Records for processing Block Start

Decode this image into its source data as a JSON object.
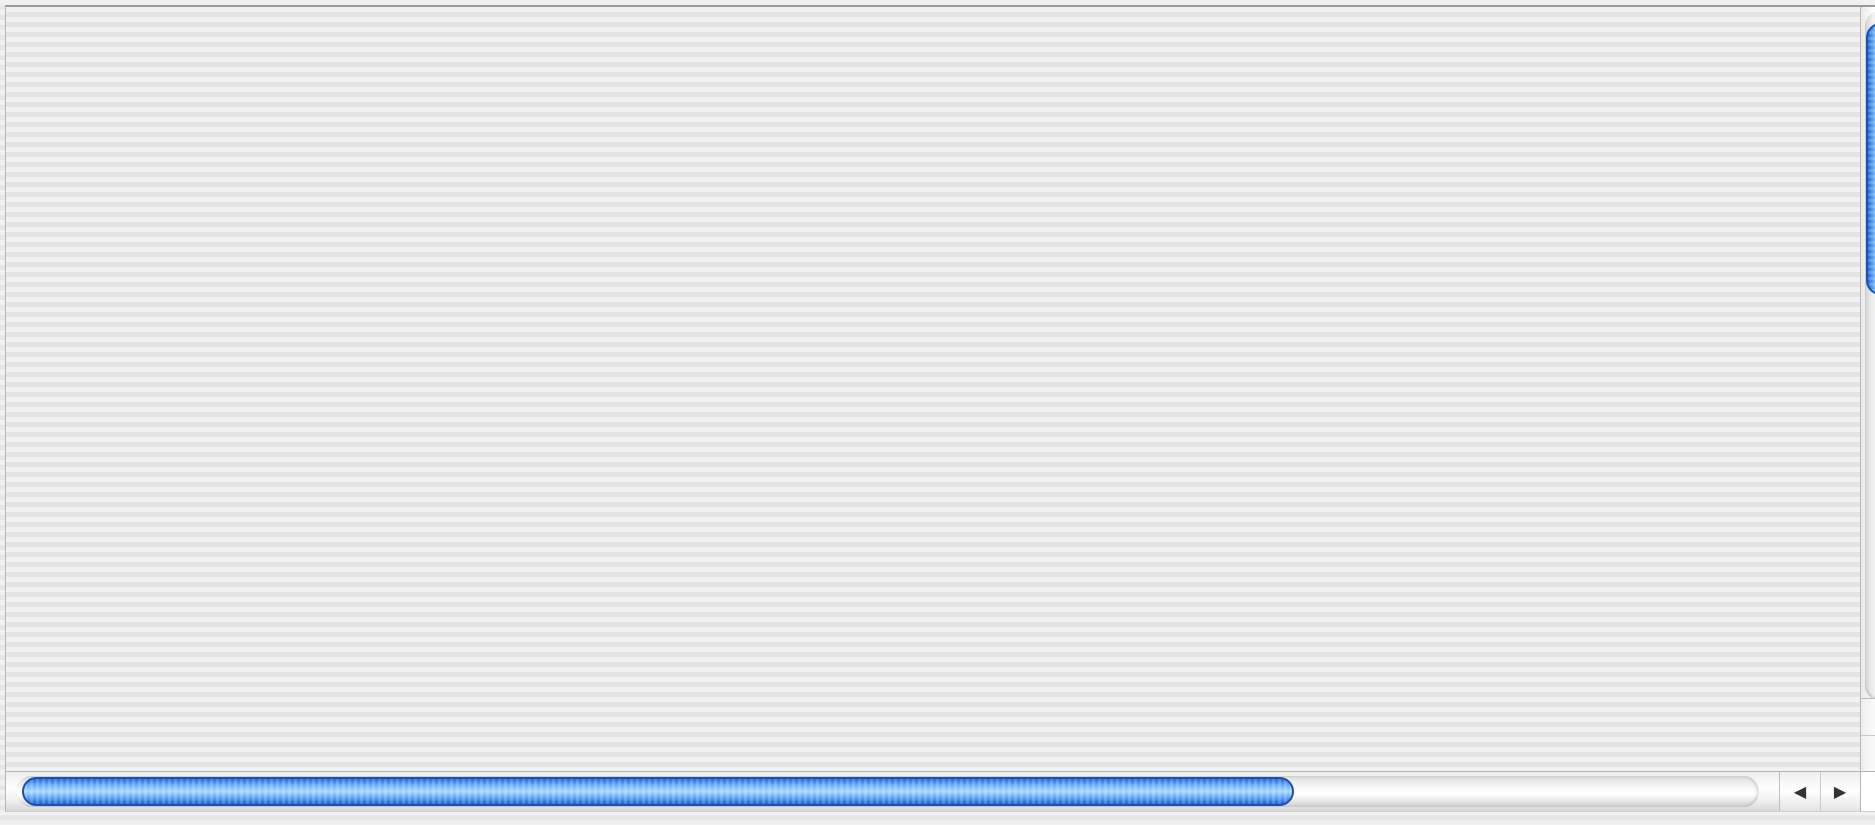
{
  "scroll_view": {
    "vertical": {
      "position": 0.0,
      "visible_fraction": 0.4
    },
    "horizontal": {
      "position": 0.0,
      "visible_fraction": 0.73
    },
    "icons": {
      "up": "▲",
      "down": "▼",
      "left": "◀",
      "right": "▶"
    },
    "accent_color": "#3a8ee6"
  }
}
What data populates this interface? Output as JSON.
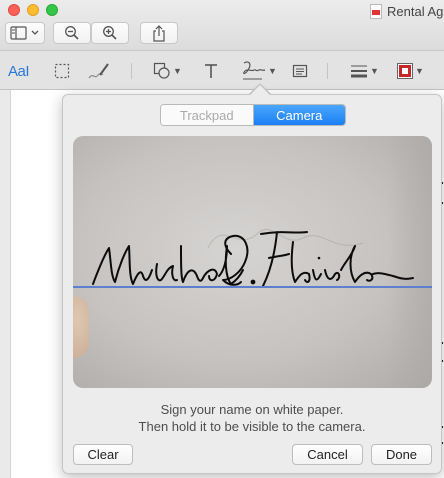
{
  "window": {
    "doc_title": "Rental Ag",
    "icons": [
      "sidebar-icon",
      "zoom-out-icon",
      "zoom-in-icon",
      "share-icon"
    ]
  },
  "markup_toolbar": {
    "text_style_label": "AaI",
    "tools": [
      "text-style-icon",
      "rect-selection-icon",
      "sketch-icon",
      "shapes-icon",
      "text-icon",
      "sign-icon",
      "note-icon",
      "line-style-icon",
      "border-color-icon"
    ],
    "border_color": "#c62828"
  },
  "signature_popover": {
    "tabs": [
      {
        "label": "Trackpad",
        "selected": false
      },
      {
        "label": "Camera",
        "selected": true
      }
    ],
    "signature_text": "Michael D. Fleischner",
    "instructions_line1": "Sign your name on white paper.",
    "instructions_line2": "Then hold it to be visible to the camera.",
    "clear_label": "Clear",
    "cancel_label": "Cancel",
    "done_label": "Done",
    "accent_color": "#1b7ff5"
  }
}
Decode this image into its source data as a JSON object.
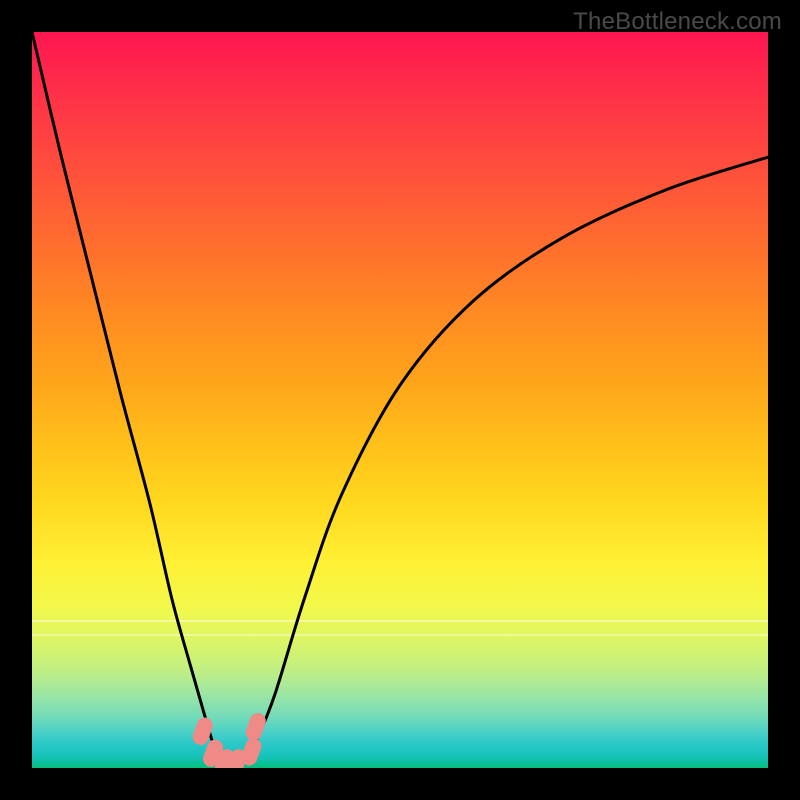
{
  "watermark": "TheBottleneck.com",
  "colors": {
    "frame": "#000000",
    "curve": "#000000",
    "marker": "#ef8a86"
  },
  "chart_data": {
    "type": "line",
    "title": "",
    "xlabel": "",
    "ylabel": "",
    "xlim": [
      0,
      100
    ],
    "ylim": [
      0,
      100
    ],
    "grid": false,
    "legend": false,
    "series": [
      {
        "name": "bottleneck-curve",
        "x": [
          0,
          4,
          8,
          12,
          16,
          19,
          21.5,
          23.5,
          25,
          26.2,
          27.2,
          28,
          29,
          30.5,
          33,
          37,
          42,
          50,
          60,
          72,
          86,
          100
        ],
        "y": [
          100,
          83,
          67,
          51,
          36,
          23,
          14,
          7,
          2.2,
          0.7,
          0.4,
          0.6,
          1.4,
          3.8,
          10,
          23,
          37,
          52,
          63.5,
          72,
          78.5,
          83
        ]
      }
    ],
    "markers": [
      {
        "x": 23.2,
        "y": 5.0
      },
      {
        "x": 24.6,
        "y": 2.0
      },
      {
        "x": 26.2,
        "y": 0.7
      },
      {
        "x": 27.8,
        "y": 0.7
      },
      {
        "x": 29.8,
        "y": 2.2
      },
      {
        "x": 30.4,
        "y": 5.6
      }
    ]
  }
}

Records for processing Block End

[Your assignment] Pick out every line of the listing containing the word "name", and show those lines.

[Exercise output]
    "instructions_line1": "Sign your name on white paper.",
        "name": "bottleneck-curve",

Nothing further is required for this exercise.